▶ **Data for review**
********

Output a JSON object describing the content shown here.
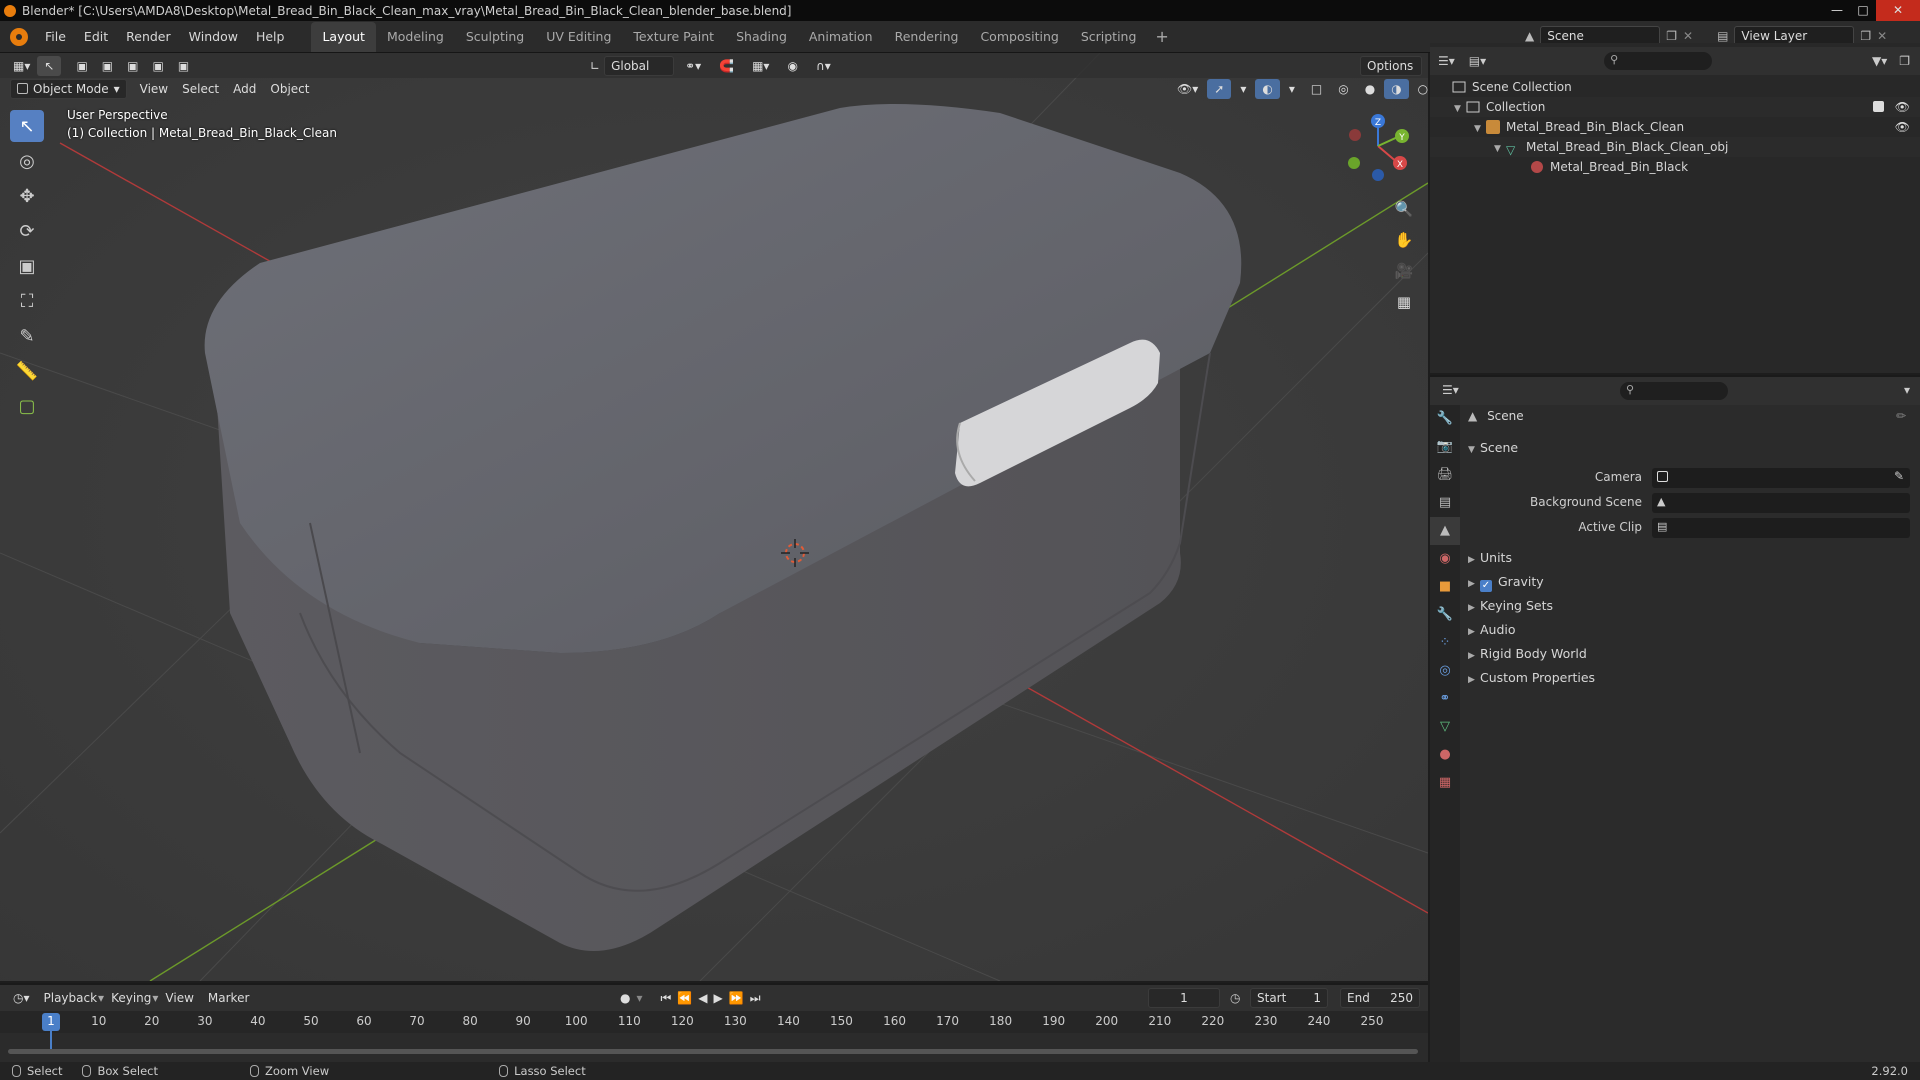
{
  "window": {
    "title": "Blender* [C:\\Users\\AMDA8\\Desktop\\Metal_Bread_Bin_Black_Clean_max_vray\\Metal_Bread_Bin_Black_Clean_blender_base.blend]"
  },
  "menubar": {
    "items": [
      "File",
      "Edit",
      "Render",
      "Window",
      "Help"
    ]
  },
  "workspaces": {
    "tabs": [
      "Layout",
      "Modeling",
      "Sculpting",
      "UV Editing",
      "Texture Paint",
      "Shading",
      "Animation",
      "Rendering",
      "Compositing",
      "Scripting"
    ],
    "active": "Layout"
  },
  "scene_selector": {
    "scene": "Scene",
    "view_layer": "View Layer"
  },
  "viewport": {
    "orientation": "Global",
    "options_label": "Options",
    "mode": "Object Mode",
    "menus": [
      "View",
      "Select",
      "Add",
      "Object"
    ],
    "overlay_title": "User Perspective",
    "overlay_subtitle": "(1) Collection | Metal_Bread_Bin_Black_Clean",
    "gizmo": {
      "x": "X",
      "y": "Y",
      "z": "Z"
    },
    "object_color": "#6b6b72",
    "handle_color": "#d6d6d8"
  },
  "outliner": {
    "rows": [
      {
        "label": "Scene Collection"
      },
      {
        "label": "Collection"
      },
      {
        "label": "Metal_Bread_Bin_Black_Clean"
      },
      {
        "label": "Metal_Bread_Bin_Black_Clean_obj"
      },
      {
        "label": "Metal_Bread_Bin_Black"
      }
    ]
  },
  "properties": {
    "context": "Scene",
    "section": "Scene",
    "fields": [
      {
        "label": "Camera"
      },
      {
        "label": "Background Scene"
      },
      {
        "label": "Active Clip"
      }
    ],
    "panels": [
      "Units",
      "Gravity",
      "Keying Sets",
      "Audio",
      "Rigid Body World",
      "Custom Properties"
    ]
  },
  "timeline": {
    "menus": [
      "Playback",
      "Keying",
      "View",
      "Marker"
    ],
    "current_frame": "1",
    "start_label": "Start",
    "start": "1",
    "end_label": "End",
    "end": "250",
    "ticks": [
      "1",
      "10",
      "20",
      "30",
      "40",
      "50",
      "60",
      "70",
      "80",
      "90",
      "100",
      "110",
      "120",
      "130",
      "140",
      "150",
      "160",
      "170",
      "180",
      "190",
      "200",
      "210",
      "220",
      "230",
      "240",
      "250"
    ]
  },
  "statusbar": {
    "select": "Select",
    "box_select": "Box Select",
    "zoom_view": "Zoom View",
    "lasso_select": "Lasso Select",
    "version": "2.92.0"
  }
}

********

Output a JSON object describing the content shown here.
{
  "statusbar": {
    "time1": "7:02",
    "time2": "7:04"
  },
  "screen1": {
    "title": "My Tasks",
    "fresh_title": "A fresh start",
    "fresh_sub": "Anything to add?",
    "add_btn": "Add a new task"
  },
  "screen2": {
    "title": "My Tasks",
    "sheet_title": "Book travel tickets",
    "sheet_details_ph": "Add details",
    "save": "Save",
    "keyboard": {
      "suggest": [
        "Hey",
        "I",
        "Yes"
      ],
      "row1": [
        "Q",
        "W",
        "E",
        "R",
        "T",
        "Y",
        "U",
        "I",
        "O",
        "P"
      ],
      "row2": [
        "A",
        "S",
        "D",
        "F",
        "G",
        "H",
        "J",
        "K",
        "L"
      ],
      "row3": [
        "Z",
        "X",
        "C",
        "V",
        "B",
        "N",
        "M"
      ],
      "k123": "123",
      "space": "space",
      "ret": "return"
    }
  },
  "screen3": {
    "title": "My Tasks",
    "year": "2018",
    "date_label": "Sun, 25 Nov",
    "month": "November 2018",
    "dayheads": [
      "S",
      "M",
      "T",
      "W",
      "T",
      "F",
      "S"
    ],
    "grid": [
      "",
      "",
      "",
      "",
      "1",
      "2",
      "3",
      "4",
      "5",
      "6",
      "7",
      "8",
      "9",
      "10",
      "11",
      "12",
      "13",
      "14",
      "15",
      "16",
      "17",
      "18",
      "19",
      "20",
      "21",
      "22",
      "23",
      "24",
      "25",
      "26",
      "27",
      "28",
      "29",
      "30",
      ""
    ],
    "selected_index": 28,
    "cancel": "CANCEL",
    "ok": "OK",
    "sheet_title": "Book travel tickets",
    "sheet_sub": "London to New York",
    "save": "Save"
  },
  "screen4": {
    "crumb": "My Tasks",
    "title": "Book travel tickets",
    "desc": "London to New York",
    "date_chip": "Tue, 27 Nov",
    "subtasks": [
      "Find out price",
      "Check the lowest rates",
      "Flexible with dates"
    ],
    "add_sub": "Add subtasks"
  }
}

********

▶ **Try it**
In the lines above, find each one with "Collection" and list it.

▶ **Solution to the problem**
    "overlay_subtitle": "(1) Collection | Metal_Bread_Bin_Black_Clean",
        "label": "Scene Collection"
        "label": "Collection"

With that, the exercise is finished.